PROTECTION OF THE ENVIRONMENT THROUGH
Draft Directive on the protection of the environment through criminal law.
||Article 175 (1) EC; co-decision; qualified majority voting
||13 March 2001|
|Forwarded to the Council:
||16 March 2001|
|Deposited in Parliament:
||17 April 2001|
|Basis of consideration:
||EM of 23 April 2001
|Previous Committee Report:
||None; but see (22017) 14880/00: HC 28-vii (2000-01), paragraph 13 (28 February 2001)
|To be discussed in Council:
||No date set|
||Legally and politically important
||Not cleared; further information requested
4.1 In February, we cleared a Framework
Decision on the protection of the environment through criminal
At the Justice and Home Affairs Council on 15 and 16 March, provisional
agreement was reached on the objectives and, in principle, the
content of that proposal. However, the relevant working groups
were instructed to consider whether it needed to be "complemented"
by a first-pillar (i.e. EC) measure, in the light of the Commission's
proposal for a Directive (the current document).
4.2 The draft Directive aims to establish
criminal offences for certain acts relating to the environment,
whether committed intentionally or through serious negligence,
and in breach of Community law protecting the environment. It
would oblige Member States to set effective, dissuasive and proportionate
penalties for these offences, including imprisonment, in serious
4.3 In its explanatory memorandum, the Commission
"The Commission takes
the position that an acquis communautaire on environmental
crime can and must be established by Community law. In particular,
this is true for the definition of polluting activities which
shall be subject to criminal sanctions and also for the Member
States' general obligation to provide for criminal sanctions.
Those matters fall into the Community competence according to
Article 175EC, because they are aiming at protection of the environment.
In its Articles 47 and 29, the EU Treaty confers clear priority
to Community law. Insofar [sic], there is therefore no room for
an instrument according to Article 34 of the EU Treaty."
The Government's view
4.4 The Minister of State at the Home Office
(Mrs Barbara Roche) tells us that the Government fully supports
proposals designed to protect the environment. It considers that
measures defining prohibited conduct in the context of environmental
protection are within Community competence, and that actions to
combat environmental crime must be consistent with existing EC
4.5 She continues:
"Nevertheless, the Government
considers that criminal law aspects of environmental protection
remain within the competence of Member States (subject to any
measures taken under the third pillar). The Government acknowledges
that there are precedents where Community law has defined prohibited
conduct and has required Member States to impose appropriate sanctions,
such as the Directives on money laundering and insider trading.
Nonetheless, these instruments have not provided that the conduct
must be treated as criminal offences or that only criminal sanctions
must be imposed."
4.6 The Minister does not think that the
draft Directive is likely to require changes to current legislation.
However, if it were to be adopted, certain parts of UK criminal
law would be brought within Community competence and made subject
to interpretation by the European Court of Justice.
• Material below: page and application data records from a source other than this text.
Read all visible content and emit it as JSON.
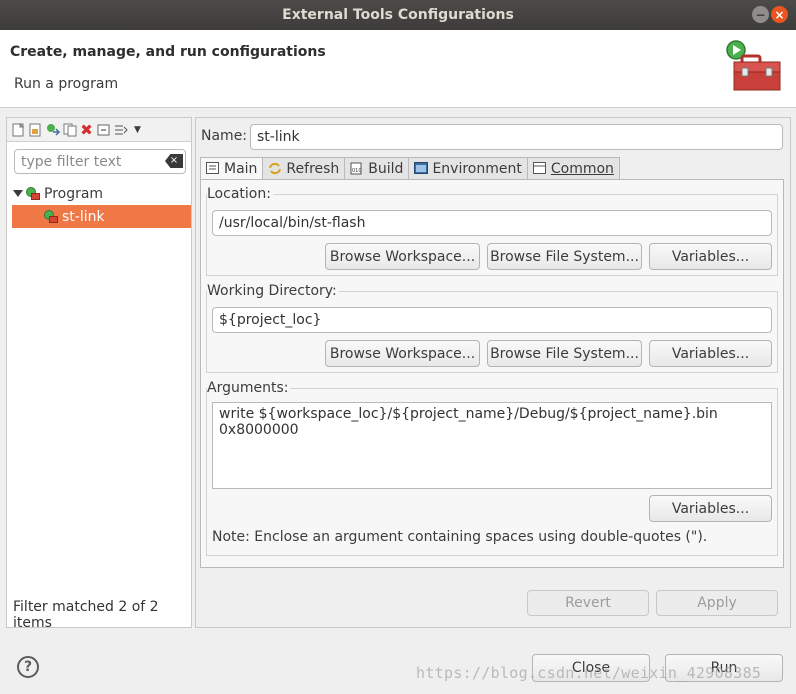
{
  "window": {
    "title": "External Tools Configurations"
  },
  "header": {
    "title": "Create, manage, and run configurations",
    "subtitle": "Run a program"
  },
  "left": {
    "filter_placeholder": "type filter text",
    "tree": {
      "parent": "Program",
      "child": "st-link"
    },
    "footer": "Filter matched 2 of 2 items"
  },
  "main": {
    "name_label": "Name:",
    "name_value": "st-link",
    "tabs": [
      "Main",
      "Refresh",
      "Build",
      "Environment",
      "Common"
    ],
    "location": {
      "label": "Location:",
      "value": "/usr/local/bin/st-flash",
      "browse_workspace": "Browse Workspace...",
      "browse_fs": "Browse File System...",
      "variables": "Variables..."
    },
    "working_dir": {
      "label": "Working Directory:",
      "value": "${project_loc}",
      "browse_workspace": "Browse Workspace...",
      "browse_fs": "Browse File System...",
      "variables": "Variables..."
    },
    "arguments": {
      "label": "Arguments:",
      "value": "write ${workspace_loc}/${project_name}/Debug/${project_name}.bin 0x8000000",
      "variables": "Variables...",
      "note": "Note: Enclose an argument containing spaces using double-quotes (\")."
    },
    "revert": "Revert",
    "apply": "Apply"
  },
  "footer": {
    "close": "Close",
    "run": "Run",
    "help_icon": "?",
    "watermark": "https://blog.csdn.net/weixin_42908385"
  },
  "colors": {
    "selection": "#f07746",
    "close_button": "#e95420"
  }
}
She tells
us that the Government does not consider that the provisions on
penalties in the draft Directive require Member States to make
offences currently subject to fines punishable by imprisonment.
It takes the view that the requirement applies in general terms
to serious offending, rather than to serious examples of each
4.7 Finally, the Minister confirms that
the Presidency has asked the working group on Substantive Criminal
Law to examine the Commission's proposal, alongside the existing
4.8 The Minister's comments confirm the
serious difference of opinion between the Commission and Member
States on whether a first or third-pillar measure is appropriate.
It is not easy to understand how the Presidency thinks this will
be resolved by asking the relevant working groups to consider
whether the Framework Decision should be "complemented"
(in the words of the Council Press Release) in the light of the
4.9 We support the Minister's stance.
Contrary to the Commission's arguments, Articles 24 and 47 EU
do not, in our view, "confer clear priority to Community
law". They simply provide that action under the EU Treaty
is without prejudice to the EC Treaty. No criminal law competence
for the Community is to be inferred from these provisions.
4.10 We will maintain the draft Directive
under scrutiny until we learn more from the Minister about the
progress of negotiations. At that time, we should also like to
- whether the Minister's interpretation of the
provisions on penalties in the proposal is shared by other Member
- what level of resources she considers would
be needed to implement this Directive and (at EU level) to monitor
its implementation, and how that would compare with the level
of resources required to implement the framework decision and
monitor its implementation.
4.11 We do not clear the document.
4 (22017) 14880/00; see headnote to this paragraph. Back